Last weekend at our Retreat/Advance, we opened the day by going around the room, saying our names & the sites where we serve, and sharing a bit about how our listening practice is going. It isn’t uncommon to notice a theme arise in our sharing. To my ears, a theme amongst our stories was the value of being a stranger who listens. Compared to the kind of listening (or lack there of) that is more common in a family situation, sometimes being with a stranger… helps.
That said, we all were touched by the volunteers that shared about listening within their families. Tears were shed around our circle of listeners – a story of listening and being present in grief-stricken times, another story of the tender desire to listen to family members who need a listener. We have noticed, though, over our 11 years of service and counting, that although our hearts are full of compassion, it is often easier be a stranger listening to others than to listen within our own families.
There are reasons for this and one of them may be the reciprocity embedded within family relations that can unconsciously be experienced as a demand for attention. This level of reciprocal relating isn’t there between strangers. Listening to family and strangers brings up a ‘good and honest’ question: How can we be better listeners around the people we are familiar with and who are familiar with us?
‘Letting go of outcome’ is something I’ve written about more than once in these letters. It gets a lot of airtime because it takes a lot of practice and remembering. But there is another aspect of deep listening that comes into play today: The art of the good, honest, question.
A good question is open-ended and invites our guest to go deeper into their story. An honest question is one to which we don’t already know the answer. So, how can we be better listeners with our families and friends… is a good and honest question. I do trust that the question in our hearts is good and will continue to take us deeper into our own story/practice of listening. And, for the record, it is as honest a question for me as it is for anyone else.
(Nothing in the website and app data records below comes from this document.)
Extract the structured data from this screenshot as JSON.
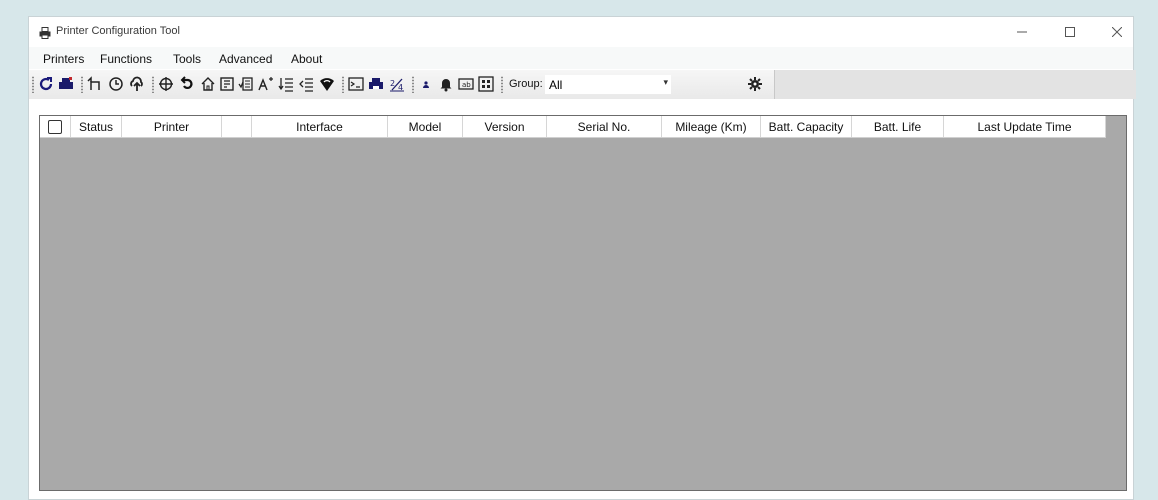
{
  "window": {
    "title": "Printer Configuration Tool"
  },
  "menu": [
    "Printers",
    "Functions",
    "Tools",
    "Advanced",
    "About"
  ],
  "toolbar": {
    "group_label": "Group:",
    "group_value": "All"
  },
  "table": {
    "columns": [
      "Status",
      "Printer",
      "",
      "Interface",
      "Model",
      "Version",
      "Serial No.",
      "Mileage (Km)",
      "Batt. Capacity",
      "Batt. Life",
      "Last Update Time"
    ],
    "rows": []
  },
  "colors": {
    "grid_background": "#a9a9a9",
    "window_background": "#ffffff",
    "desktop": "#d7e7ea"
  }
}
Pop-up listening even outside of our typical shifts came up for several of us. Kellin described his experience of listening at a scene of a fire where a witness was triggered to share about her own past tragedies. She told Kellin thatt her family no longer want to hear her story – sadly she still needed to share it and Kellin was the perfect stranger to listen in that moment.
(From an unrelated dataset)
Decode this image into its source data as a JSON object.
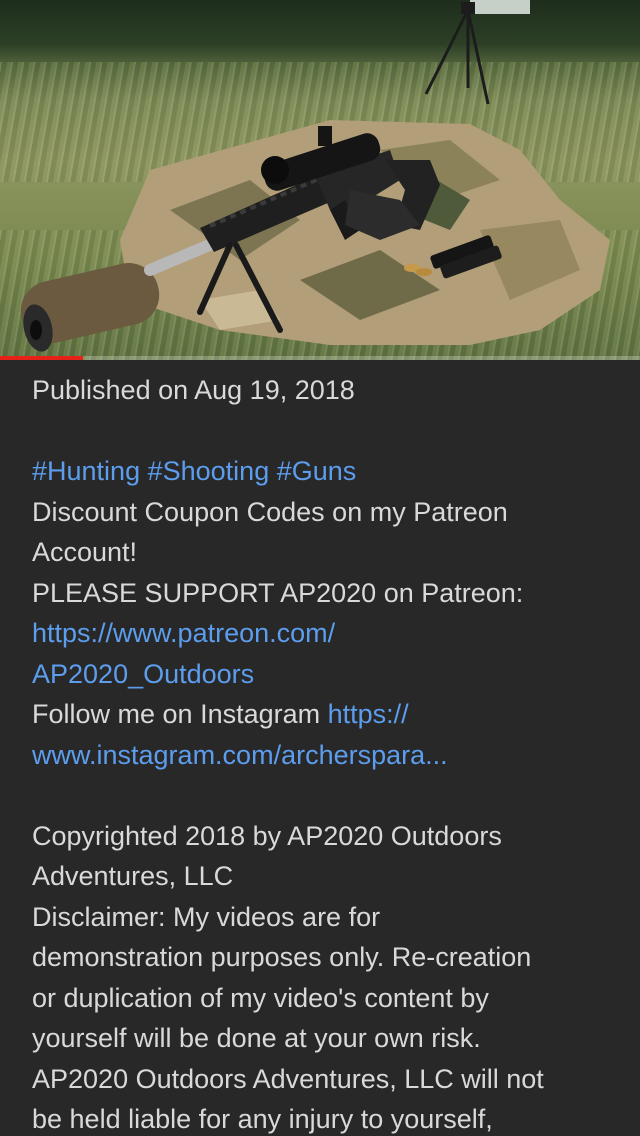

Marilyn shared of her experience listening at Mt View and the value of listening there is that you get to “see the community. It is really good and really hard.” This might be the advantage of being a stranger – the ability to be present for what is “really hard,” when it is just slightly removed from our private lives.
Another place where listening is happening is at the NICU. Ed moonlights there holding the babies, offering his loving presence to them. And, through this experience he has been listener to the parents of these little ones. His own personal history opens his compassion for these families. As it turns out, he gets to be their ‘listening stranger.’
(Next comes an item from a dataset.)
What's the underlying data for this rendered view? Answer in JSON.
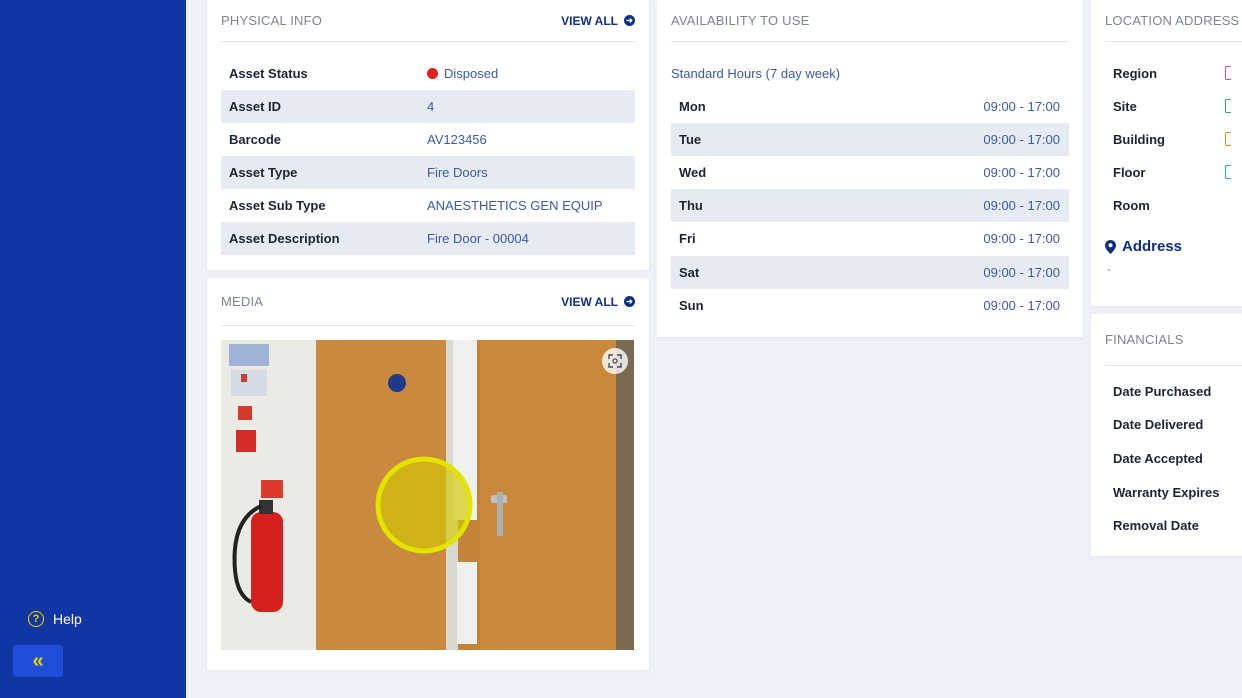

Zoe share a beautiful insight and invitation about her work life. Our relationships at work are somewhere in between, right? Not family but not strangers either. “It is important to listen to people you are with every day,” is what she has learned hands on. In her role at work she has noticed that people are anxious over work issues or changes. “Anxiety met with listening calms everyone down.”
There was more compassion and insight shared around that room than I can put into this letter. I will share more as the weeks unfold, but if you weren’t able to be with us, I’m hoping you are picking up on the spirit of our Retreat/Advance.
with all the gratitude I can express and more,